▶ [What to do] Work through the entries below and report how many lines include "google". The number alone is the answer.

Data records for software interfaces

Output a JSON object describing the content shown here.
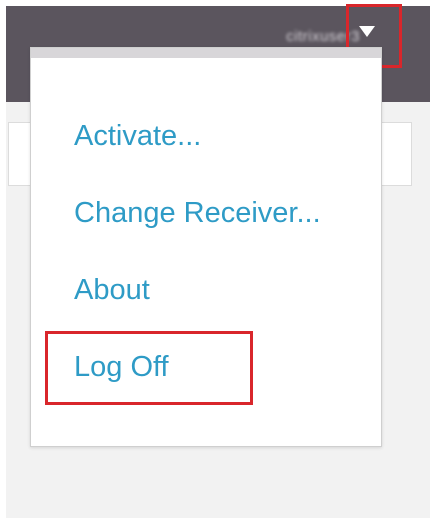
{
  "header": {
    "username": "citrixuser3",
    "menu_caret_icon": "caret-down-icon"
  },
  "dropdown": {
    "items": [
      {
        "label": "Activate..."
      },
      {
        "label": "Change Receiver..."
      },
      {
        "label": "About"
      },
      {
        "label": "Log Off"
      }
    ]
  },
  "colors": {
    "header_bg": "#5b555e",
    "menu_text": "#2e9bc6",
    "highlight_border": "#d9262b",
    "page_bg": "#f2f2f2"
  }
}
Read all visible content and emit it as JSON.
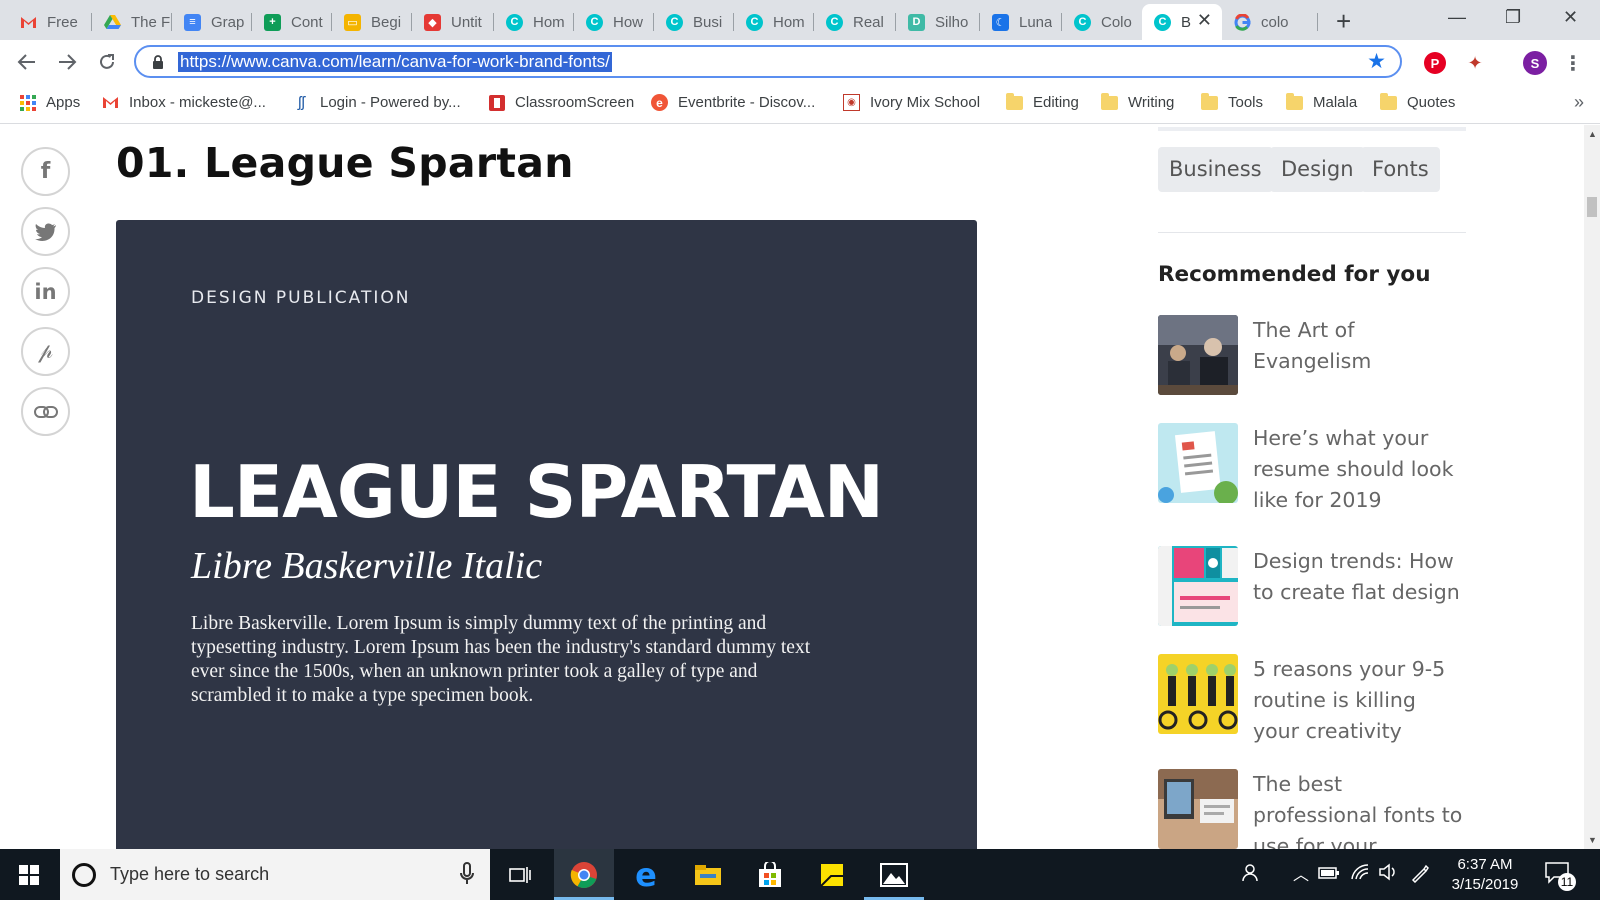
{
  "browser": {
    "tabs": [
      {
        "label": "Free",
        "favicon": "gmail-icon",
        "color": "#ea4335"
      },
      {
        "label": "The F",
        "favicon": "google-drive-icon",
        "color": "#34a853"
      },
      {
        "label": "Grap",
        "favicon": "google-docs-icon",
        "color": "#4285f4"
      },
      {
        "label": "Cont",
        "favicon": "google-sheets-icon",
        "color": "#0f9d58"
      },
      {
        "label": "Begi",
        "favicon": "google-slides-icon",
        "color": "#f4b400"
      },
      {
        "label": "Untit",
        "favicon": "app-icon",
        "color": "#e53935"
      },
      {
        "label": "Hom",
        "favicon": "canva-icon",
        "color": "#00c4cc"
      },
      {
        "label": "How",
        "favicon": "canva-icon",
        "color": "#00c4cc"
      },
      {
        "label": "Busi",
        "favicon": "canva-icon",
        "color": "#00c4cc"
      },
      {
        "label": "Hom",
        "favicon": "canva-icon",
        "color": "#00c4cc"
      },
      {
        "label": "Real",
        "favicon": "canva-icon",
        "color": "#00c4cc"
      },
      {
        "label": "Silho",
        "favicon": "silhouette-icon",
        "color": "#3fbaa6"
      },
      {
        "label": "Luna",
        "favicon": "luna-icon",
        "color": "#1a73e8"
      },
      {
        "label": "Colo",
        "favicon": "canva-icon",
        "color": "#00c4cc"
      },
      {
        "label": "B",
        "favicon": "canva-icon",
        "color": "#00c4cc",
        "active": true
      },
      {
        "label": "colo",
        "favicon": "google-icon",
        "color": "#4285f4"
      }
    ],
    "url": "https://www.canva.com/learn/canva-for-work-brand-fonts/",
    "profile_initial": "S",
    "bookmarks": [
      {
        "label": "Apps",
        "icon": "apps-grid-icon"
      },
      {
        "label": "Inbox - mickeste@...",
        "icon": "gmail-icon"
      },
      {
        "label": "Login - Powered by...",
        "icon": "login-icon"
      },
      {
        "label": "ClassroomScreen",
        "icon": "classroomscreen-icon"
      },
      {
        "label": "Eventbrite - Discov...",
        "icon": "eventbrite-icon"
      },
      {
        "label": "Ivory Mix School",
        "icon": "ivory-mix-icon"
      },
      {
        "label": "Editing",
        "icon": "folder-icon"
      },
      {
        "label": "Writing",
        "icon": "folder-icon"
      },
      {
        "label": "Tools",
        "icon": "folder-icon"
      },
      {
        "label": "Malala",
        "icon": "folder-icon"
      },
      {
        "label": "Quotes",
        "icon": "folder-icon"
      }
    ],
    "bookmarks_more": "»"
  },
  "article": {
    "heading": "01. League Spartan",
    "specimen": {
      "label": "DESIGN PUBLICATION",
      "title": "LEAGUE SPARTAN",
      "subtitle": "Libre Baskerville Italic",
      "body": "Libre Baskerville. Lorem Ipsum is simply dummy text of the printing and typesetting industry. Lorem Ipsum has been the industry's standard dummy text ever since the 1500s, when an unknown printer took a galley of type and scrambled it to make a type specimen book."
    },
    "share_icons": [
      "facebook-icon",
      "twitter-icon",
      "linkedin-icon",
      "pinterest-icon",
      "link-icon"
    ]
  },
  "sidebar": {
    "tags": [
      "Business",
      "Design",
      "Fonts"
    ],
    "recommended_heading": "Recommended for you",
    "recommended": [
      {
        "title": "The Art of Evangelism"
      },
      {
        "title": "Here’s what your resume should look like for 2019"
      },
      {
        "title": "Design trends: How to create flat design"
      },
      {
        "title": "5 reasons your 9-5 routine is killing your creativity"
      },
      {
        "title": "The best professional fonts to use for your"
      }
    ]
  },
  "taskbar": {
    "search_placeholder": "Type here to search",
    "time": "6:37 AM",
    "date": "3/15/2019",
    "notification_count": "11"
  },
  "colors": {
    "specimen_bg": "#2f3545",
    "accent": "#1a73e8",
    "url_selection": "#3367d6",
    "taskbar_bg": "#101820"
  }
}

▶ [Solution for this exercise] 5